Financial status. Financial documents, including balance sheets, audited financial statements, income statements, accounts payable and receivable, and tax returns for the past three years should be reviewed to ascertain the general financial stability of the business. This data will provide information regarding whether debts are paid in a timely manner, how much debt the business writes off, the business’ profit margin and whether the business has liens or other outstanding liabilities.

Legal issues. Purchasers should obtain all licenses, permits, professional agreements, insurance contracts and litigation documents in the business’ possession. These items should be examined to ensure that licenses, permits and policies are current, that agreements are legal and valid, and that the benefits and risks of pending litigation are understood.

Operational and structural matters. In reviewing these matters, a purchaser should focus on the structural character and soundness of the business (i.e the organizational structure of the business, potential changes to the nature of the business after acquisition and the maintenance and timely submission of relevant documents) and the daily operations of the business. Lists of customers, suppliers and vendors are necessary to assess the business’ inventory and whether it has adequate infrastructure for continued growth. Purchasers should also understand the existing customer base and its expansion potential.

Employee contracts. Employee matters should be reviewed to determine the status of employee contracts, employee handbooks, organizational charts and confidentiality agreements. Purchasers should become familiar with pending litigation matters with employees.
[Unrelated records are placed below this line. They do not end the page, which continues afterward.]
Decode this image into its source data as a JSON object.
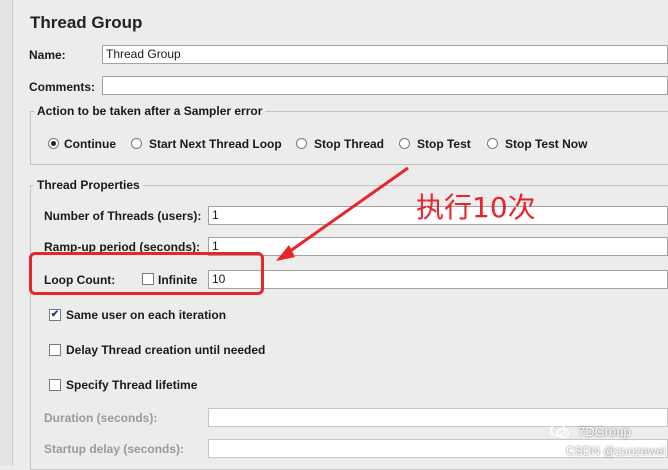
{
  "panel": {
    "title": "Thread Group"
  },
  "name": {
    "label": "Name:",
    "value": "Thread Group"
  },
  "comments": {
    "label": "Comments:",
    "value": ""
  },
  "sampler_error": {
    "legend": "Action to be taken after a Sampler error",
    "options": [
      "Continue",
      "Start Next Thread Loop",
      "Stop Thread",
      "Stop Test",
      "Stop Test Now"
    ],
    "selected": "Continue"
  },
  "thread_properties": {
    "legend": "Thread Properties",
    "threads_label": "Number of Threads (users):",
    "threads_value": "1",
    "rampup_label": "Ramp-up period (seconds):",
    "rampup_value": "1",
    "loop_label": "Loop Count:",
    "infinite_label": "Infinite",
    "infinite_checked": false,
    "loop_value": "10",
    "same_user_label": "Same user on each iteration",
    "same_user_checked": true,
    "delay_label": "Delay Thread creation until needed",
    "delay_checked": false,
    "lifetime_label": "Specify Thread lifetime",
    "lifetime_checked": false,
    "duration_label": "Duration (seconds):",
    "duration_value": "",
    "startup_label": "Startup delay (seconds):",
    "startup_value": ""
  },
  "annotation": {
    "text": "执行10次",
    "color": "#e8252a"
  },
  "watermark": {
    "brand": "7DGroup",
    "credit": "CSDN @zuozewei"
  },
  "colors": {
    "accent": "#e8252a",
    "background": "#ececec"
  }
}
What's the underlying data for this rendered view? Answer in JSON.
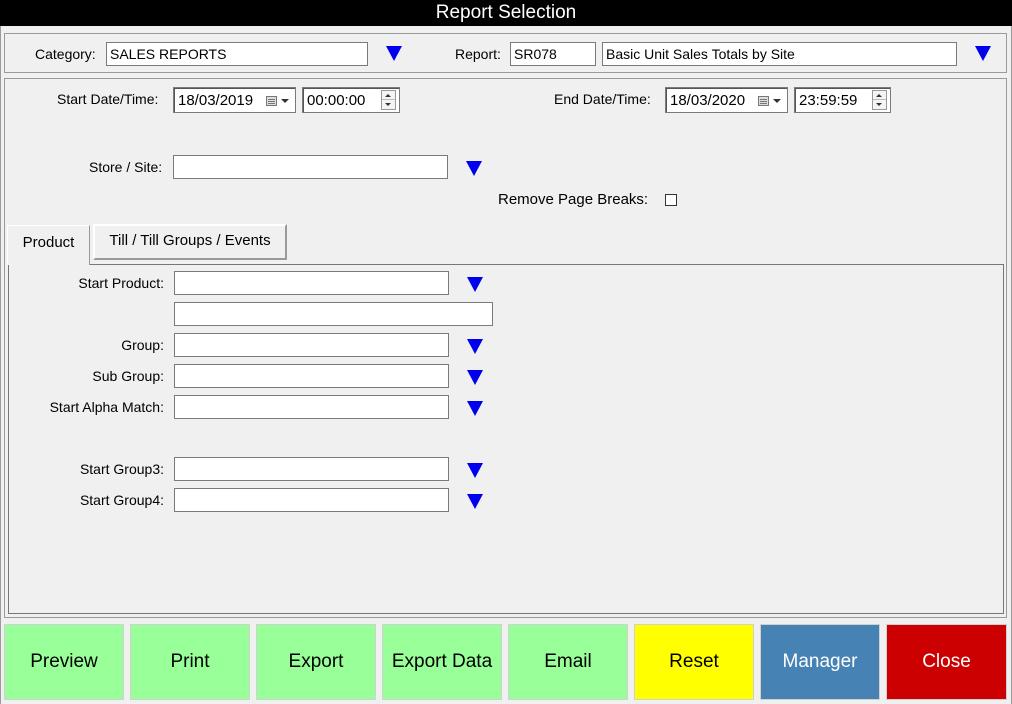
{
  "window": {
    "title": "Report Selection"
  },
  "header": {
    "category_label": "Category:",
    "category_value": "SALES REPORTS",
    "report_label": "Report:",
    "report_code": "SR078",
    "report_name": "Basic Unit Sales Totals by Site"
  },
  "filters": {
    "start_label": "Start Date/Time:",
    "start_date": "18/03/2019",
    "start_time": "00:00:00",
    "end_label": "End Date/Time:",
    "end_date": "18/03/2020",
    "end_time": "23:59:59",
    "store_label": "Store / Site:",
    "store_value": "",
    "page_breaks_label": "Remove Page Breaks:",
    "page_breaks_checked": false
  },
  "tabs": [
    {
      "label": "Product",
      "active": true
    },
    {
      "label": "Till / Till Groups / Events",
      "active": false
    }
  ],
  "product": {
    "start_product_label": "Start Product:",
    "group_label": "Group:",
    "sub_group_label": "Sub Group:",
    "alpha_label": "Start Alpha Match:",
    "group3_label": "Start Group3:",
    "group4_label": "Start Group4:"
  },
  "buttons": {
    "preview": "Preview",
    "print": "Print",
    "export": "Export",
    "export_data": "Export Data",
    "email": "Email",
    "reset": "Reset",
    "manager": "Manager",
    "close": "Close"
  },
  "colors": {
    "action_green": "#99ff99",
    "reset_yellow": "#ffff00",
    "manager_blue": "#4682b4",
    "close_red": "#cc0000",
    "dropdown_arrow": "#0000ee"
  }
}
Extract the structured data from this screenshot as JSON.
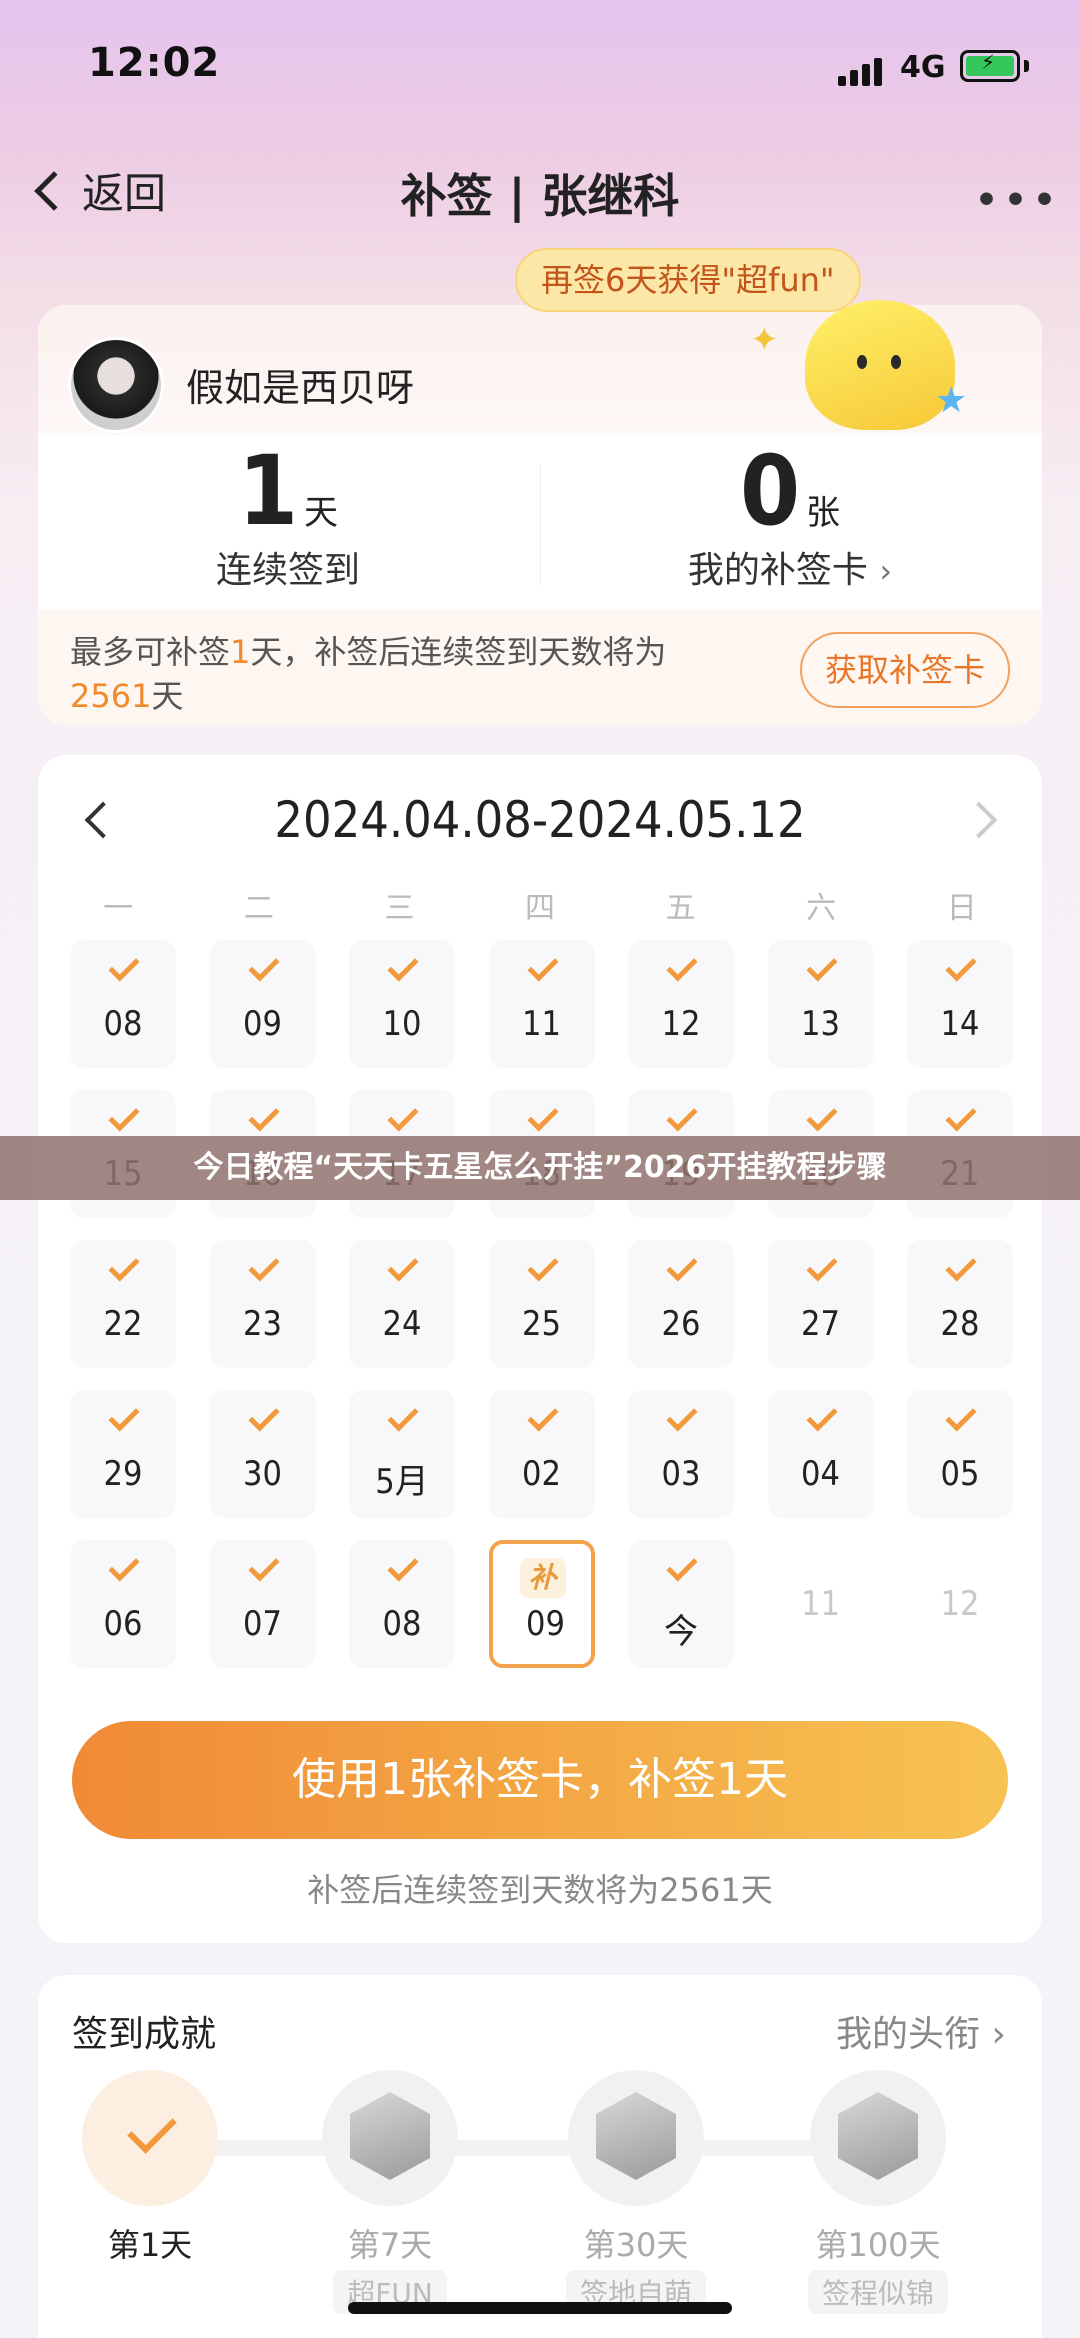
{
  "status": {
    "time": "12:02",
    "network": "4G"
  },
  "nav": {
    "back_label": "返回",
    "title": "补签 | 张继科",
    "more_label": "•••"
  },
  "profile": {
    "name": "假如是西贝呀",
    "promo": "再签6天获得\"超fun\""
  },
  "stats": [
    {
      "num": "1",
      "unit": "天",
      "label": "连续签到",
      "chevron": ""
    },
    {
      "num": "0",
      "unit": "张",
      "label": "我的补签卡",
      "chevron": "›"
    }
  ],
  "info": {
    "text_pre": "最多可补签",
    "text_hl1": "1",
    "text_mid": "天，补签后连续签到天数将为",
    "text_hl2": "2561",
    "text_post": "天",
    "button": "获取补签卡"
  },
  "calendar": {
    "range": "2024.04.08-2024.05.12",
    "weekdays": [
      "一",
      "二",
      "三",
      "四",
      "五",
      "六",
      "日"
    ],
    "days": [
      {
        "label": "08",
        "state": "checked"
      },
      {
        "label": "09",
        "state": "checked"
      },
      {
        "label": "10",
        "state": "checked"
      },
      {
        "label": "11",
        "state": "checked"
      },
      {
        "label": "12",
        "state": "checked"
      },
      {
        "label": "13",
        "state": "checked"
      },
      {
        "label": "14",
        "state": "checked"
      },
      {
        "label": "15",
        "state": "checked"
      },
      {
        "label": "16",
        "state": "checked"
      },
      {
        "label": "17",
        "state": "checked"
      },
      {
        "label": "18",
        "state": "checked"
      },
      {
        "label": "19",
        "state": "checked"
      },
      {
        "label": "20",
        "state": "checked"
      },
      {
        "label": "21",
        "state": "checked"
      },
      {
        "label": "22",
        "state": "checked"
      },
      {
        "label": "23",
        "state": "checked"
      },
      {
        "label": "24",
        "state": "checked"
      },
      {
        "label": "25",
        "state": "checked"
      },
      {
        "label": "26",
        "state": "checked"
      },
      {
        "label": "27",
        "state": "checked"
      },
      {
        "label": "28",
        "state": "checked"
      },
      {
        "label": "29",
        "state": "checked"
      },
      {
        "label": "30",
        "state": "checked"
      },
      {
        "label": "5月",
        "state": "checked"
      },
      {
        "label": "02",
        "state": "checked"
      },
      {
        "label": "03",
        "state": "checked"
      },
      {
        "label": "04",
        "state": "checked"
      },
      {
        "label": "05",
        "state": "checked"
      },
      {
        "label": "06",
        "state": "checked"
      },
      {
        "label": "07",
        "state": "checked"
      },
      {
        "label": "08",
        "state": "checked"
      },
      {
        "label": "09",
        "state": "selected",
        "tag": "补"
      },
      {
        "label": "今",
        "state": "checked"
      },
      {
        "label": "11",
        "state": "future"
      },
      {
        "label": "12",
        "state": "future"
      }
    ]
  },
  "overlay_banner": "今日教程“天天卡五星怎么开挂”2026开挂教程步骤",
  "action": {
    "button": "使用1张补签卡，补签1天",
    "note": "补签后连续签到天数将为2561天"
  },
  "achievements": {
    "title": "签到成就",
    "link": "我的头衔",
    "link_chevron": "›",
    "medals": [
      {
        "label": "第1天",
        "sub": "",
        "done": true,
        "icon": "check-icon"
      },
      {
        "label": "第7天",
        "sub": "超FUN",
        "done": false,
        "icon": "rock-hand-badge-icon"
      },
      {
        "label": "第30天",
        "sub": "签地自萌",
        "done": false,
        "icon": "30-days-badge-icon"
      },
      {
        "label": "第100天",
        "sub": "签程似锦",
        "done": false,
        "icon": "100-days-badge-icon"
      }
    ]
  }
}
Conducting due diligence to purchase an existing business requires professional expertise. DeAnn Flores Chase and her team of experienced attorneys have extensive familiarity with advising business purchasers with every aspect of such transactions. Call Chase Law Group, P.C. at (310) 545-7700 or visit www.chaselawmb.com to schedule a consultation.